It is important to recall that these FRFs are based on linear electromechanical modeling and the experiments are conducted under excitation levels less than 0.1g. For high acceleration levels, piezoelastic nonlinearities as well as nonlinear dissipation become effective and the linear predictions tend to overestimate the experimental results. For the device tested here, the linear predictions overestimate the experimental results for excitation levels higher than a few hundreds of milli-g acceleration (see Section 4.5). For instance, the power density of

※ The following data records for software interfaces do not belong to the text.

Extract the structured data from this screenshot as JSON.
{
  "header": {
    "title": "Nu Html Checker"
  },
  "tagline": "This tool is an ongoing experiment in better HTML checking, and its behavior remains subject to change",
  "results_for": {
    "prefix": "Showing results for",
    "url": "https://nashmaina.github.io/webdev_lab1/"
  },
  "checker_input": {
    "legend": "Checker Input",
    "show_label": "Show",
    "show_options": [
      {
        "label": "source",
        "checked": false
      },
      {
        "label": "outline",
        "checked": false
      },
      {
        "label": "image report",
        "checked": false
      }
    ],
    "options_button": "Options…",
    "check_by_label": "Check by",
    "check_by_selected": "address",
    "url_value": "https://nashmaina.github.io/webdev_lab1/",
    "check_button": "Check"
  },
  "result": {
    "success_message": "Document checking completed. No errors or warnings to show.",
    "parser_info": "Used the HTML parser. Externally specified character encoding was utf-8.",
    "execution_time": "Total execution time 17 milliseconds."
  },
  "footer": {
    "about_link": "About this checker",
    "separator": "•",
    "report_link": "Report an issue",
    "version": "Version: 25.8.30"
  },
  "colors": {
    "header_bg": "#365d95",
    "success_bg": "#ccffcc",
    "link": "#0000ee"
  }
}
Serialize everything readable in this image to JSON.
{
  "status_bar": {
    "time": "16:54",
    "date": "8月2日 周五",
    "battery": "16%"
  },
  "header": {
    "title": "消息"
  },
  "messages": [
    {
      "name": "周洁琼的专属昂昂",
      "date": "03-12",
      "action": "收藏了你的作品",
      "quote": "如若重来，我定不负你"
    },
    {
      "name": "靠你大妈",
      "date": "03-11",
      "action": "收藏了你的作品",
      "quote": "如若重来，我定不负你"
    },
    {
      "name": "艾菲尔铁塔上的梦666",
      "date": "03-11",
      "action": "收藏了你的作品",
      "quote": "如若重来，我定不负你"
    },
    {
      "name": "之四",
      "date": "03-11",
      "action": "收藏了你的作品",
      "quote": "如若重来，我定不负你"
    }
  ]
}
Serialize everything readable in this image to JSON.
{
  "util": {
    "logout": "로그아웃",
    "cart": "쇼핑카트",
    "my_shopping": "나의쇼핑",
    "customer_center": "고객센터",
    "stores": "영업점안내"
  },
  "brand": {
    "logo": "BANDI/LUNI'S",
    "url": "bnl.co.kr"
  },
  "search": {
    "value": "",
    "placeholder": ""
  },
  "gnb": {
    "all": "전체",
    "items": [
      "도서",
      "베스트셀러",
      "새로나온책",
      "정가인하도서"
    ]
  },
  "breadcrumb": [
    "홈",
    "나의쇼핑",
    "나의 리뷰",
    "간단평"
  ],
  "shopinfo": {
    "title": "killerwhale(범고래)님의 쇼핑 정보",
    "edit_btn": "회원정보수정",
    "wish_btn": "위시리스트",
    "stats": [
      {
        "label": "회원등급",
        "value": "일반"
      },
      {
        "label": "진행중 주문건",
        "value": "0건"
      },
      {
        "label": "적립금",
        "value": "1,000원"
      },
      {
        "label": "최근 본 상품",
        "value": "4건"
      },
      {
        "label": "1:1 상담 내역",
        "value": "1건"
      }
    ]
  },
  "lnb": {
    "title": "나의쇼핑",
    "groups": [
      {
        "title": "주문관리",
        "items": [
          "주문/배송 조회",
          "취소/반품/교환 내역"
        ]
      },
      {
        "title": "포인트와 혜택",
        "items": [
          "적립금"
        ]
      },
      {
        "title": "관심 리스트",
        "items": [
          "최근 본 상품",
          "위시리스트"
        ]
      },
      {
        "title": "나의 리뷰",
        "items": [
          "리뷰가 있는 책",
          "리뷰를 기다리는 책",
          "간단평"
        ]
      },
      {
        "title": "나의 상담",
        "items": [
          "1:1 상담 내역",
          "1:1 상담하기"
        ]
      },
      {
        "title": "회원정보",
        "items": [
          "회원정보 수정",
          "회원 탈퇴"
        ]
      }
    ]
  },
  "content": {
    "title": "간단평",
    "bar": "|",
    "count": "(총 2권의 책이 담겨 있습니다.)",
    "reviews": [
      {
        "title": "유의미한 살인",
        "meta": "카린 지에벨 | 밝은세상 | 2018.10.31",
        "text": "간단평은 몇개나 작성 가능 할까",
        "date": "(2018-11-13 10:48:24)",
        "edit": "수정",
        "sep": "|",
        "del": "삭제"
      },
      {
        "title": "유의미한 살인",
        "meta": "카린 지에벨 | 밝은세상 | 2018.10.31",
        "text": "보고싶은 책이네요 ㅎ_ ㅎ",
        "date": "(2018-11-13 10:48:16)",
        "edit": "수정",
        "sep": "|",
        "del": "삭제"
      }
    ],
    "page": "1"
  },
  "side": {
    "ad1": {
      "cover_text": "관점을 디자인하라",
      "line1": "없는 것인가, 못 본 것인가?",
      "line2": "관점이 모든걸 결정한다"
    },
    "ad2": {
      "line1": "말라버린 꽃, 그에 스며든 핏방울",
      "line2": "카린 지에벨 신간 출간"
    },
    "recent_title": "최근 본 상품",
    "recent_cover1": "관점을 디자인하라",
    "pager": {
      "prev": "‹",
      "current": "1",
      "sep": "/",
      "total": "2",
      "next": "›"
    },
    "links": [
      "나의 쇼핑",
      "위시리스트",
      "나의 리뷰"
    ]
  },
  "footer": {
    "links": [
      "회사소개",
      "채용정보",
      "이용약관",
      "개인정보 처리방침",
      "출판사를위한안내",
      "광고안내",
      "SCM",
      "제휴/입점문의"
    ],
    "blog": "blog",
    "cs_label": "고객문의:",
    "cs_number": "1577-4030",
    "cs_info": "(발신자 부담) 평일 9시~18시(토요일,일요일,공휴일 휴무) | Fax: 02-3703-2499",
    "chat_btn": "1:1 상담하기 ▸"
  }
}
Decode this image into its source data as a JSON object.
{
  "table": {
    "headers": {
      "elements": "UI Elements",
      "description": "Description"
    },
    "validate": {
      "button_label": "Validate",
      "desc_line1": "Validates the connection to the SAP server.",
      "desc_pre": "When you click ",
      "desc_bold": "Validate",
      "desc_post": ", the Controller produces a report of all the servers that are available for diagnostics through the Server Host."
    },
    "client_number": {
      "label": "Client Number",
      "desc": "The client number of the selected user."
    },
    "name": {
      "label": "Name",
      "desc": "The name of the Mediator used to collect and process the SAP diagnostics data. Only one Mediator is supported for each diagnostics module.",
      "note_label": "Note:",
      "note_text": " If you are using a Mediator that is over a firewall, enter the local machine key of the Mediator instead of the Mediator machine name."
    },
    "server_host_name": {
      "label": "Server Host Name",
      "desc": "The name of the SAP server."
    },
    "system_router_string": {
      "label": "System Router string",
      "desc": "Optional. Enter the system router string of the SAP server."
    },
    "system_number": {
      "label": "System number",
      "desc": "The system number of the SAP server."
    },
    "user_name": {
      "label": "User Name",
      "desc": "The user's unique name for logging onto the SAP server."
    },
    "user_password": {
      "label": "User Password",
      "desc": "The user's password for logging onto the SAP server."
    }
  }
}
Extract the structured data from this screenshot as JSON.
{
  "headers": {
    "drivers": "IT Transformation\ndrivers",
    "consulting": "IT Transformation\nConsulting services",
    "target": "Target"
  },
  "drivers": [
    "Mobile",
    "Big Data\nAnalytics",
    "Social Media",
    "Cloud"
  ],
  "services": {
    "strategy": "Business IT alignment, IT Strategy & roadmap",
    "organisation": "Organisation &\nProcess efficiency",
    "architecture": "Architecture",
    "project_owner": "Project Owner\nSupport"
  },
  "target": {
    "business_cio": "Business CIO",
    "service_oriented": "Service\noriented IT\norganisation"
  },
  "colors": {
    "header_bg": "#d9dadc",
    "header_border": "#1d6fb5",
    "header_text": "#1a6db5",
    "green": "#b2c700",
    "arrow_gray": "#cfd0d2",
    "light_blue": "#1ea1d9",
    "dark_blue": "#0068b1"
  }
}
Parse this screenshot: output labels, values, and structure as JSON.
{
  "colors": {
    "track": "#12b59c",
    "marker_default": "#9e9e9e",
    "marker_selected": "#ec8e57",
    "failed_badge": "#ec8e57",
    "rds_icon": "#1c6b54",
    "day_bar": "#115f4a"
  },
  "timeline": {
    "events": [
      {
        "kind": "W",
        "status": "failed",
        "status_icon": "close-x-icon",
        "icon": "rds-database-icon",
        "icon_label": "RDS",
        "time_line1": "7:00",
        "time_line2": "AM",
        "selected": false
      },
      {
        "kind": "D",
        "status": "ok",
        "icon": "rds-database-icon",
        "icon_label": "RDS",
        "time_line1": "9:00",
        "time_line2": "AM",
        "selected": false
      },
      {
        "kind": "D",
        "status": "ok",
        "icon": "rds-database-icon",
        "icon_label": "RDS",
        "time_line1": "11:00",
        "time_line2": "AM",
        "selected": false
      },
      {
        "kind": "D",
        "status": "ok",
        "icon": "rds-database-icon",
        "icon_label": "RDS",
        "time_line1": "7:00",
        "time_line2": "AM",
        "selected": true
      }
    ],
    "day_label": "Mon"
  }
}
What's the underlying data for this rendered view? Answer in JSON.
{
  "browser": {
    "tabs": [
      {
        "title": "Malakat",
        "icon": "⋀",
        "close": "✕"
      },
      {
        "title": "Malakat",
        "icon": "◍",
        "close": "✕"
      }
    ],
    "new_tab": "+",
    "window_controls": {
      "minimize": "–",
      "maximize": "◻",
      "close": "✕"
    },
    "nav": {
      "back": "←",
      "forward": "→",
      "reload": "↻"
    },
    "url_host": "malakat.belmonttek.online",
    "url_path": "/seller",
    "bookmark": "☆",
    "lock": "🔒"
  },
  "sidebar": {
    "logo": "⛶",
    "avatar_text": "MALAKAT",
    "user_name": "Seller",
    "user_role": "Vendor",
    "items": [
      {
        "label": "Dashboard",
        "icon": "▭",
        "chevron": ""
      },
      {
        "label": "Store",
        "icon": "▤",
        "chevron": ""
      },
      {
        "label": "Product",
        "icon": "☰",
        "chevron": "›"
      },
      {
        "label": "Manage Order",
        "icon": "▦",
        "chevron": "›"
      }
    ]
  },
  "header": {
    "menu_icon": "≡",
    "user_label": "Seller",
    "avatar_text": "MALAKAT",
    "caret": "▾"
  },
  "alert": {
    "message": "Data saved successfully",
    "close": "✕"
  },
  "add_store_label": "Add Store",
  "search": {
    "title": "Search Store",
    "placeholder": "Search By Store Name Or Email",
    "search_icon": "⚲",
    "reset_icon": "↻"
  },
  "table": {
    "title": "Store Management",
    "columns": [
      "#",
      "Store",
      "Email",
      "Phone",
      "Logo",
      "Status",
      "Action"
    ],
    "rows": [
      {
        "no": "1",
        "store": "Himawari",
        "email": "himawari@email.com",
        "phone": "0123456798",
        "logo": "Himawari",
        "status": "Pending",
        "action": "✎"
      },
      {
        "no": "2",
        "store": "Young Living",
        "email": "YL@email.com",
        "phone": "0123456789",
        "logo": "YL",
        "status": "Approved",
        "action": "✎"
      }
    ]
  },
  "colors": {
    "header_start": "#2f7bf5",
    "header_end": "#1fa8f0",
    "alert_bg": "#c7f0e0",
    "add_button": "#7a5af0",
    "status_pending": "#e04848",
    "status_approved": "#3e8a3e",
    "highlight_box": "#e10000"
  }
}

2.1 mW/(g2 cm3) in Table 4.7 accurately estimates the power output as 84 pW/cm3 for 0.2g acceleration input. However, the prediction of 8.4 mW/cm3 for 2g acceleration input will likely overestimate the experimental power output significantly (see Figure 4.35). Nevertheless, the valid range of the linear electromechanical model presented in Chapter 3 (up to a few hundreds of milli-g acceleration) covers the acceleration levels available in most ambient vibration energy sources .

Updated: September 29, 2015 — 12:24 am